  • Psychotherapy is used to help treat PTSD. The therapy helps the victim accept and understand the traumatic experience in order to restore one's self- esteem. Virtual Reality Exposure therapy is also used. This therapy is when the victim recalls and talks about the traumatic event in hope that he will gain an understanding and confront the memories.

How Common is PTSD?

  • About 7.8% of Americans will experience PTSD at some point in their life.
  • Women (10.4%) are twice as likely as men (5%) to get PTSD in their life. It is found most in people ages 18 to 54.
  • About 5% of children every year are diagnosed with PTSD.
(PTSD, 2013.)

Famous Person with PTSD

Tim O’Brien experiences PTSD in everyday life and he says in an article that he never felt at home after the war and often had thoughts of suicide.
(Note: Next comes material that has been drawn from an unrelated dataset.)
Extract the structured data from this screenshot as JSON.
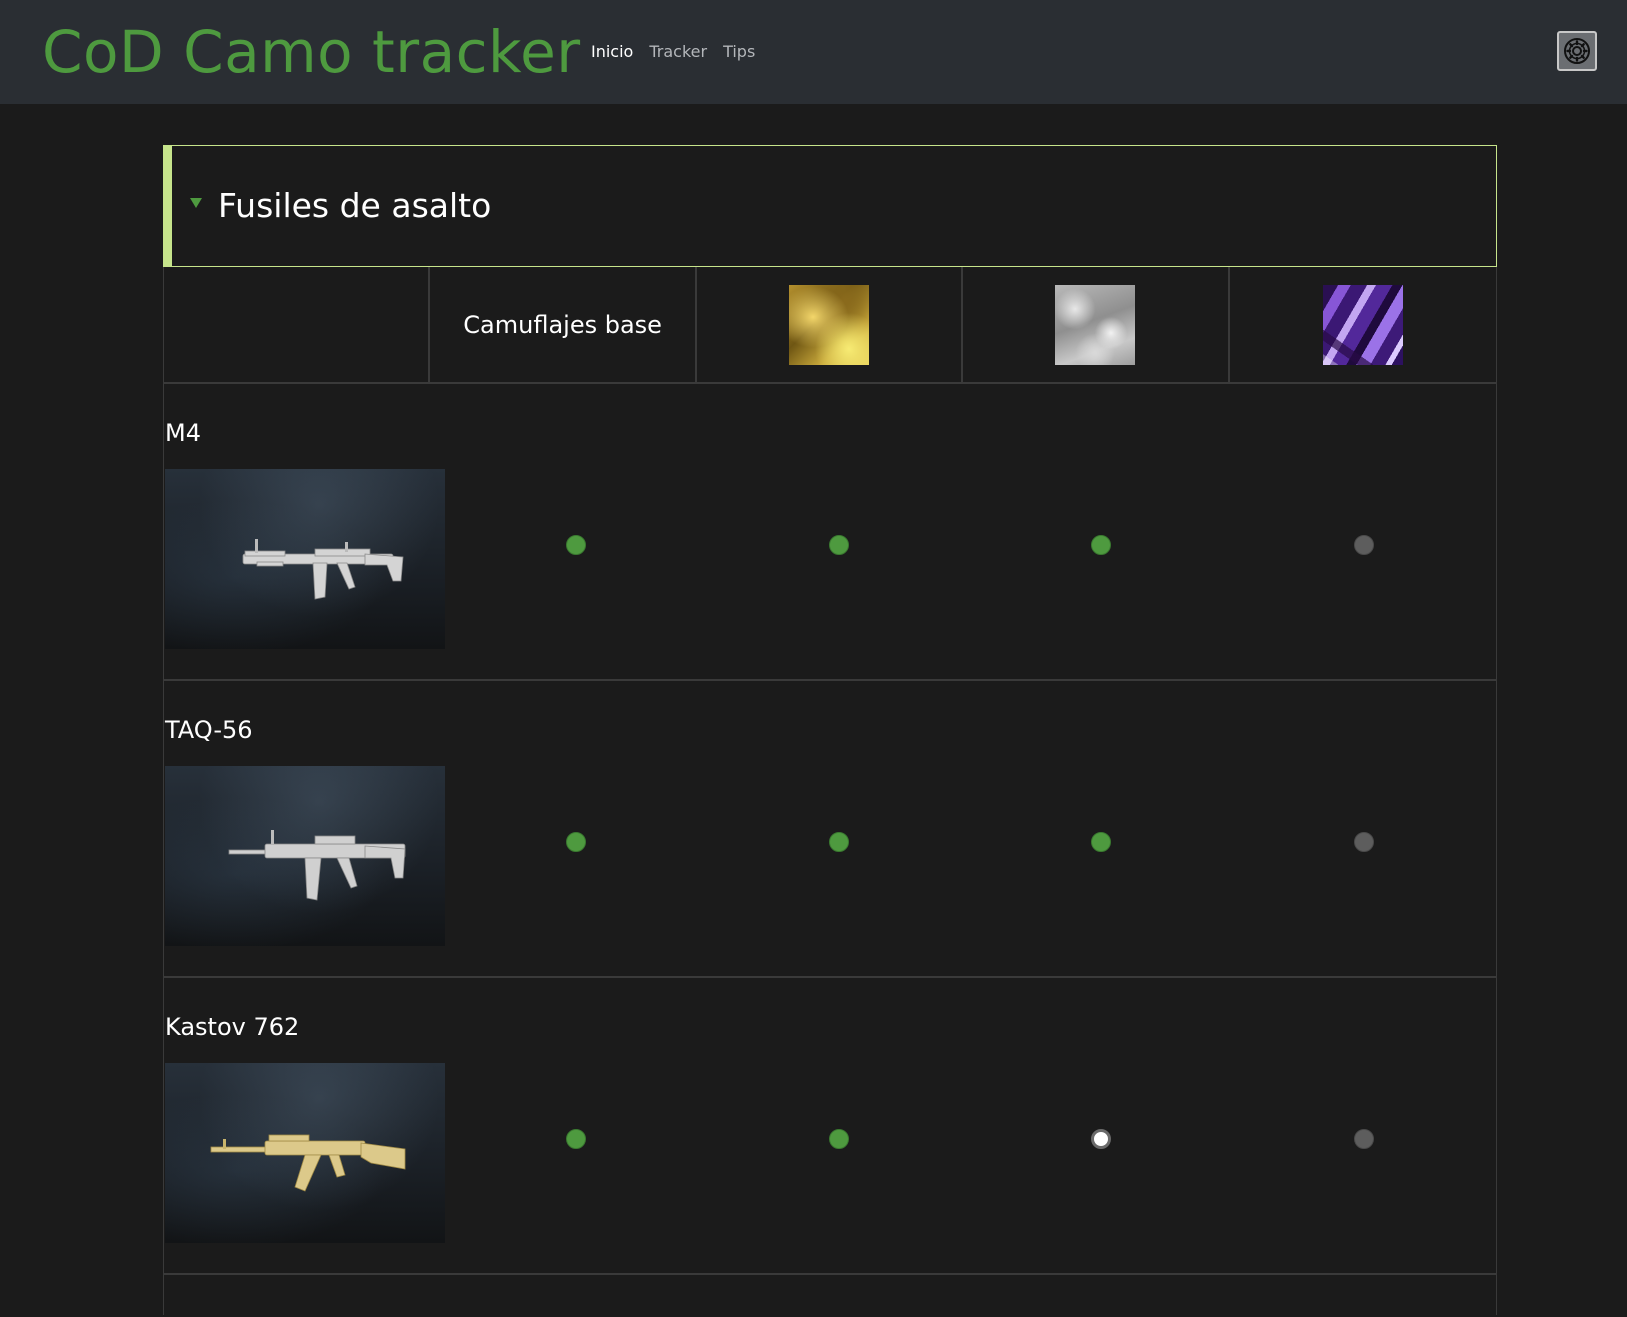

He was never the same after he came home and the people around him noticed the change.

Works Consulted

PTSD: National Center for PTSD. (n.d.). Retrieved December 9, 2014, from http://www.ptsd.va.gov/professional/PTSD-overview/dsm5_criteria_ptsd.asp


PTSD. (n.d.). Retrieved December 9, 2014, from http://www.dsm5.org/Documents/PTSD Fact Sheet.pdf http://www.psychiatry.org/ptsd


PTSD. (n.d.). Retrieved December 9, 2014, from http://www.psychiatry.org/ptsd


World Book Online Reference Center | Online Reference Book| Online Encyclopedia. (n.d.). Retrieved December 9, 2014, from http://www.worldbookonline.com/student/article?id=ar441830&st=post-traumatic stress disorder


Post Traumatic Stress Disorder. (n.d.). Retrieved December 9, 2014, from http://www.ptsd.ne.gov/what-is-ptsd.html


The Vietnam in Me. (n.d.). Retrieved December 9, 2014, from http://www.nytimes.com/books/98/09/20/specials/obrien-vietnam.html


Post-Traumatic Stress Disorder (PTSD). (n.d.). Retrieved December 10, 2014, from http://www.nimh.nih.gov/health/topics/post-traumatic-stress-disorder-ptsd/index.shtml


U.S. Department of Defense. (2012) U.S. Army Medic. [Online Image]. Retrieved December 12, 2014, from http://en.wikipedia.org/wiki/Veterans_benefits_for_post-traumatic_stress_disorder_in_the_United_States